+++ EXCERPTED RECORDS +++

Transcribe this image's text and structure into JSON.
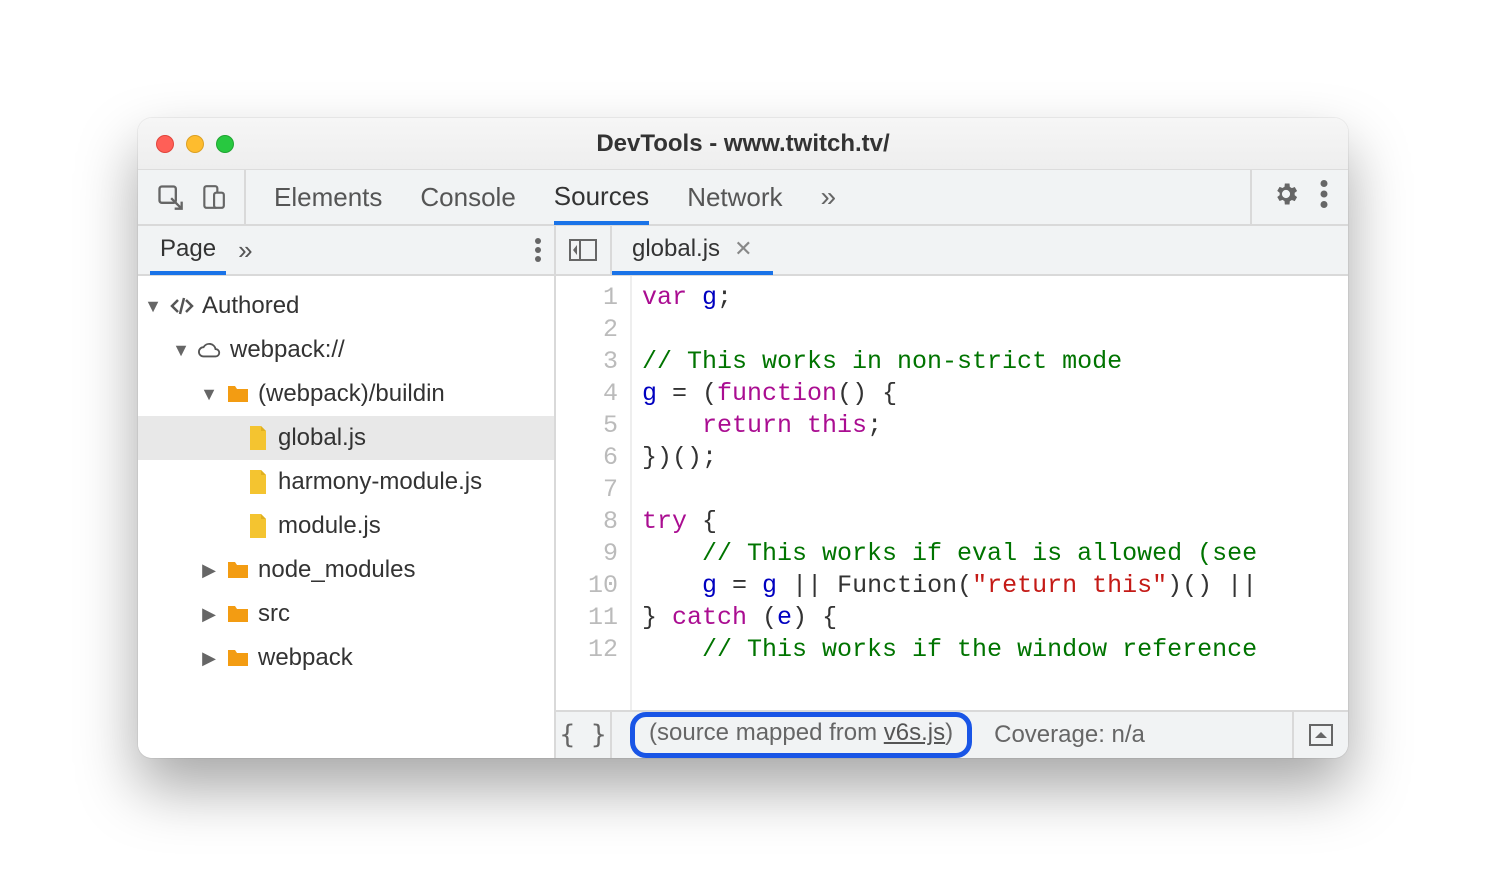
{
  "window": {
    "title": "DevTools - www.twitch.tv/"
  },
  "toolbar": {
    "tabs": [
      "Elements",
      "Console",
      "Sources",
      "Network"
    ],
    "active_index": 2,
    "more": "»"
  },
  "navigator": {
    "tabs": [
      "Page"
    ],
    "active_index": 0,
    "more": "»"
  },
  "open_file_tab": {
    "name": "global.js"
  },
  "tree": {
    "root": "Authored",
    "webpack": "webpack://",
    "buildin": "(webpack)/buildin",
    "files": [
      "global.js",
      "harmony-module.js",
      "module.js"
    ],
    "folders": [
      "node_modules",
      "src",
      "webpack"
    ],
    "selected": "global.js"
  },
  "code": {
    "lines": [
      {
        "n": 1,
        "html": "<span class='kw'>var</span> <span class='id'>g</span>;"
      },
      {
        "n": 2,
        "html": ""
      },
      {
        "n": 3,
        "html": "<span class='cm'>// This works in non-strict mode</span>"
      },
      {
        "n": 4,
        "html": "<span class='id'>g</span> = (<span class='fn'>function</span>() {"
      },
      {
        "n": 5,
        "html": "    <span class='kw'>return</span> <span class='this'>this</span>;"
      },
      {
        "n": 6,
        "html": "})();"
      },
      {
        "n": 7,
        "html": ""
      },
      {
        "n": 8,
        "html": "<span class='kw'>try</span> {"
      },
      {
        "n": 9,
        "html": "    <span class='cm'>// This works if eval is allowed (see</span>"
      },
      {
        "n": 10,
        "html": "    <span class='id'>g</span> = <span class='id'>g</span> || Function(<span class='str'>\"return this\"</span>)() ||"
      },
      {
        "n": 11,
        "html": "} <span class='kw'>catch</span> (<span class='id'>e</span>) {"
      },
      {
        "n": 12,
        "html": "    <span class='cm'>// This works if the window reference</span>"
      }
    ]
  },
  "status": {
    "source_mapped_prefix": "(source mapped from ",
    "source_mapped_link": "v6s.js",
    "source_mapped_suffix": ")",
    "coverage": "Coverage: n/a"
  }
}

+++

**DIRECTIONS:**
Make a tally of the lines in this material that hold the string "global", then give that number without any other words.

**RESULT OF THE TASK:**
3